‘CEO equals man’: Gender and informal organisational practices in English sport governance

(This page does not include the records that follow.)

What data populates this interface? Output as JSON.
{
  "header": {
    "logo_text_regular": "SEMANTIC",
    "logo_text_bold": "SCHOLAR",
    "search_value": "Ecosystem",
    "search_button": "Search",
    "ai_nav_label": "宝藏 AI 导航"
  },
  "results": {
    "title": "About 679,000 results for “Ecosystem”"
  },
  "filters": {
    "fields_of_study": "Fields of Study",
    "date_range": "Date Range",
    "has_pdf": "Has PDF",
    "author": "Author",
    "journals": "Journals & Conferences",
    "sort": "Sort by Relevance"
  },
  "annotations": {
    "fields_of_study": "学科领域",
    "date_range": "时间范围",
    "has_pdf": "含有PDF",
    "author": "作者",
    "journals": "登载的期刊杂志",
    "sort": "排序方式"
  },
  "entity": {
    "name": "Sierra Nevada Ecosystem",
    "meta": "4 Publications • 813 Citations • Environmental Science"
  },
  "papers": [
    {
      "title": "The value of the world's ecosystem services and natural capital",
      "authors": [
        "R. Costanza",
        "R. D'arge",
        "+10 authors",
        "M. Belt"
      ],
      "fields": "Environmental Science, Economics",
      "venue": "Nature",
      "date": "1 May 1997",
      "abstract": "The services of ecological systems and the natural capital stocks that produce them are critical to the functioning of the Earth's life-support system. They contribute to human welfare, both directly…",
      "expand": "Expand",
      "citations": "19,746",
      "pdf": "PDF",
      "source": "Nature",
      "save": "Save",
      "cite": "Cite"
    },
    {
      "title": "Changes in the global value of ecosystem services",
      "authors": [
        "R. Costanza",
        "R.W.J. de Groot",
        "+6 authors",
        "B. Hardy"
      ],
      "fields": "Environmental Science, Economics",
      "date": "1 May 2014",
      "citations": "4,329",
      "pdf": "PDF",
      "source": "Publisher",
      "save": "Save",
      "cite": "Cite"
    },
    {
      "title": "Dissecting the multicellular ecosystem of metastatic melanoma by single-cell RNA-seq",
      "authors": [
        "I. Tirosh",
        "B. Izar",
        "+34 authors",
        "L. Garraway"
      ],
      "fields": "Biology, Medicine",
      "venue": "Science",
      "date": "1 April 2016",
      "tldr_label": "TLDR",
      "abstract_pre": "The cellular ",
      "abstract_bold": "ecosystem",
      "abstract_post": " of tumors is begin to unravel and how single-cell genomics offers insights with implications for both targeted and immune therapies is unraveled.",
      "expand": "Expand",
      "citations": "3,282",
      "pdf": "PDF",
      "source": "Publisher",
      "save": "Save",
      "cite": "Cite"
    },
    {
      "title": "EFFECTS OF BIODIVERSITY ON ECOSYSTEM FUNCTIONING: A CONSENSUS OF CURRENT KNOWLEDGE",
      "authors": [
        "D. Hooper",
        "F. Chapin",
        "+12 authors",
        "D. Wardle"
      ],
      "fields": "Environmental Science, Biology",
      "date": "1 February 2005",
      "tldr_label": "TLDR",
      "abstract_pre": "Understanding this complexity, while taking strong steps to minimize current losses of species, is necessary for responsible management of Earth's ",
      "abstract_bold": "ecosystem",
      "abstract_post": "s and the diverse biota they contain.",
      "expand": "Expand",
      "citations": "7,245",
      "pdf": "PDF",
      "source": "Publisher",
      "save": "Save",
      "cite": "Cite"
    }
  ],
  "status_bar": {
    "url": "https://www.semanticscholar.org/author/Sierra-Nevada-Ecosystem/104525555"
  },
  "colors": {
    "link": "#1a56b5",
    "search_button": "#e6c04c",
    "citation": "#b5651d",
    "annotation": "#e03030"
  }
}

Despite the benefits of diversity amongst sport leaders increasingly being argued by both researchers and practitioners, English sport governance remains gender-imbalanced at all levels of leadership. Within this article, we aim to explore how informal organisational practices within two established English national governing bodies impact upon gender equity and gender balance within their governance. This is important to raise awareness of the power of informal organisational practices to favour one gender over another. We present findings generated through a multi-method qualitative approach of semi-structured interviews and participant observation. Official documents from the two organisations were also drawn upon to add specific detail or fill information gaps during the collection, analysis and write-up of data. Throughout the article, we draw upon Bourdieu’s theory of practice to focus on the ways in which cultural resources, processes and institutions hold sport leaders within gendered hierarchies of dominance. We found that informal organisational practices contribute to the reinforcement of gendered structures of dominance which privilege (dominant) men and masculinity, and normalise and naturalise the positions of men as leaders. Some examples of resistance against inequitable informal practices were also evident. Drawing upon Bourdieu’s theorising, we highlight that alternative practices must be valued more highly by the organisation than current problematic practices in order for them to become legitimised, habitual and sustainable. We suggest that one way of achieving this is by linking gender-equitable governance to organisational values and performance to provide motivation for organisations to make genuine, sustainable change.